Information supplied below:
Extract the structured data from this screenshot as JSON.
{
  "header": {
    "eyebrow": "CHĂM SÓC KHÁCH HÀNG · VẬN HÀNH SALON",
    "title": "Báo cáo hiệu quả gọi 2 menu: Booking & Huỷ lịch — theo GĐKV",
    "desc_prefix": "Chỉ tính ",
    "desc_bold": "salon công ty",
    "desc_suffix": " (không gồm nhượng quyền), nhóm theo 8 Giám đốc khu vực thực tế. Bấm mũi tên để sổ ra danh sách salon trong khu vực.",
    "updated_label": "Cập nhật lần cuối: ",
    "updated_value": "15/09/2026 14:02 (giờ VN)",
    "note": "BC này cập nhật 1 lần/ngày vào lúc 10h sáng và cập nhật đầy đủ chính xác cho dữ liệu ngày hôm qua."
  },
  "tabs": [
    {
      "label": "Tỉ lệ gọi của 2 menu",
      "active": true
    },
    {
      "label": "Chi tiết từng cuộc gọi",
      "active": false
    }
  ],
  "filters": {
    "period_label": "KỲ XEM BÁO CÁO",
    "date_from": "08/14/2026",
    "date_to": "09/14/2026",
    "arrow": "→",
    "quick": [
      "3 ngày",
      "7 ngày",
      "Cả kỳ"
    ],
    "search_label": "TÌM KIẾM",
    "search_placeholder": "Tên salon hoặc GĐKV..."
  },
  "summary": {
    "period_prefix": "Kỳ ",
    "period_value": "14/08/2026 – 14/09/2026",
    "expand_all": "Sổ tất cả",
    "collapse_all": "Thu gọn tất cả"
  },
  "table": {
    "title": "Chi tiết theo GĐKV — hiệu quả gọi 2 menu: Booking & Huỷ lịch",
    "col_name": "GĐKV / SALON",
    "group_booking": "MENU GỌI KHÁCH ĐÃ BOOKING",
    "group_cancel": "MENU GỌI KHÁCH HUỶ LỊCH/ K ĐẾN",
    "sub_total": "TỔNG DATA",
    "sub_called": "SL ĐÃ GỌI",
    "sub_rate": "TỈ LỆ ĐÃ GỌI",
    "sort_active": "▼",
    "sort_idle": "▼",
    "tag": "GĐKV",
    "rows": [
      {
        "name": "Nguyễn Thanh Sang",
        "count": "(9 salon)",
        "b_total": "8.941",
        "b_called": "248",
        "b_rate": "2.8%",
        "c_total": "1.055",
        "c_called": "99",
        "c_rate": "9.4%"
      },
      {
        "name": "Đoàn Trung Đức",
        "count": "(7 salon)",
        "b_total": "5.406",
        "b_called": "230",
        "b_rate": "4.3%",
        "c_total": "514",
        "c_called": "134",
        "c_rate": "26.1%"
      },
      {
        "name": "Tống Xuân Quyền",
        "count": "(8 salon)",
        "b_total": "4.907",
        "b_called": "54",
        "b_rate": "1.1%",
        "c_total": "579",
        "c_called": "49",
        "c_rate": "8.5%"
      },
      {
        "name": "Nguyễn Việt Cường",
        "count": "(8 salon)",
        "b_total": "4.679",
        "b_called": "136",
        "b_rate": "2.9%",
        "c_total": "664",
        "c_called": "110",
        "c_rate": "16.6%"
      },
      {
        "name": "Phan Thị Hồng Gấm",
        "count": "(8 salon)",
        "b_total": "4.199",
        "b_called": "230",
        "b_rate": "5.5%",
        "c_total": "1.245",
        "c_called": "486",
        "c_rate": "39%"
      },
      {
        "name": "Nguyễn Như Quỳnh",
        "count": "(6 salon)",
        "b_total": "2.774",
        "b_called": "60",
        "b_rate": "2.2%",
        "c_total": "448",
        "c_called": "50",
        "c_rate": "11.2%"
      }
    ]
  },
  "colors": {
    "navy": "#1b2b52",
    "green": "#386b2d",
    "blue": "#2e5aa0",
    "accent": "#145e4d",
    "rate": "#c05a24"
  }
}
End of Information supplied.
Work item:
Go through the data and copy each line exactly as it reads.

Task output:
Extract the structured data from this screenshot as JSON.
{
  "header": {
    "eyebrow": "CHĂM SÓC KHÁCH HÀNG · VẬN HÀNH SALON",
    "title": "Báo cáo hiệu quả gọi 2 menu: Booking & Huỷ lịch — theo GĐKV",
    "desc_prefix": "Chỉ tính ",
    "desc_bold": "salon công ty",
    "desc_suffix": " (không gồm nhượng quyền), nhóm theo 8 Giám đốc khu vực thực tế. Bấm mũi tên để sổ ra danh sách salon trong khu vực.",
    "updated_label": "Cập nhật lần cuối: ",
    "updated_value": "15/09/2026 14:02 (giờ VN)",
    "note": "BC này cập nhật 1 lần/ngày vào lúc 10h sáng và cập nhật đầy đủ chính xác cho dữ liệu ngày hôm qua."
  },
  "tabs": [
    {
      "label": "Tỉ lệ gọi của 2 menu",
      "active": true
    },
    {
      "label": "Chi tiết từng cuộc gọi",
      "active": false
    }
  ],
  "filters": {
    "period_label": "KỲ XEM BÁO CÁO",
    "date_from": "08/14/2026",
    "date_to": "09/14/2026",
    "arrow": "→",
    "quick": [
      "3 ngày",
      "7 ngày",
      "Cả kỳ"
    ],
    "search_label": "TÌM KIẾM",
    "search_placeholder": "Tên salon hoặc GĐKV..."
  },
  "summary": {
    "period_prefix": "Kỳ ",
    "period_value": "14/08/2026 – 14/09/2026",
    "expand_all": "Sổ tất cả",
    "collapse_all": "Thu gọn tất cả"
  },
  "table": {
    "title": "Chi tiết theo GĐKV — hiệu quả gọi 2 menu: Booking & Huỷ lịch",
    "col_name": "GĐKV / SALON",
    "group_booking": "MENU GỌI KHÁCH ĐÃ BOOKING",
    "group_cancel": "MENU GỌI KHÁCH HUỶ LỊCH/ K ĐẾN",
    "sub_total": "TỔNG DATA",
    "sub_called": "SL ĐÃ GỌI",
    "sub_rate": "TỈ LỆ ĐÃ GỌI",
    "sort_active": "▼",
    "sort_idle": "▼",
    "tag": "GĐKV",
    "rows": [
      {
        "name": "Nguyễn Thanh Sang",
        "count": "(9 salon)",
        "b_total": "8.941",
        "b_called": "248",
        "b_rate": "2.8%",
        "c_total": "1.055",
        "c_called": "99",
        "c_rate": "9.4%"
      },
      {
        "name": "Đoàn Trung Đức",
        "count": "(7 salon)",
        "b_total": "5.406",
        "b_called": "230",
        "b_rate": "4.3%",
        "c_total": "514",
        "c_called": "134",
        "c_rate": "26.1%"
      },
      {
        "name": "Tống Xuân Quyền",
        "count": "(8 salon)",
        "b_total": "4.907",
        "b_called": "54",
        "b_rate": "1.1%",
        "c_total": "579",
        "c_called": "49",
        "c_rate": "8.5%"
      },
      {
        "name": "Nguyễn Việt Cường",
        "count": "(8 salon)",
        "b_total": "4.679",
        "b_called": "136",
        "b_rate": "2.9%",
        "c_total": "664",
        "c_called": "110",
        "c_rate": "16.6%"
      },
      {
        "name": "Phan Thị Hồng Gấm",
        "count": "(8 salon)",
        "b_total": "4.199",
        "b_called": "230",
        "b_rate": "5.5%",
        "c_total": "1.245",
        "c_called": "486",
        "c_rate": "39%"
      },
      {
        "name": "Nguyễn Như Quỳnh",
        "count": "(6 salon)",
        "b_total": "2.774",
        "b_called": "60",
        "b_rate": "2.2%",
        "c_total": "448",
        "c_called": "50",
        "c_rate": "11.2%"
      }
    ]
  },
  "colors": {
    "navy": "#1b2b52",
    "green": "#386b2d",
    "blue": "#2e5aa0",
    "accent": "#145e4d",
    "rate": "#c05a24"
  }
}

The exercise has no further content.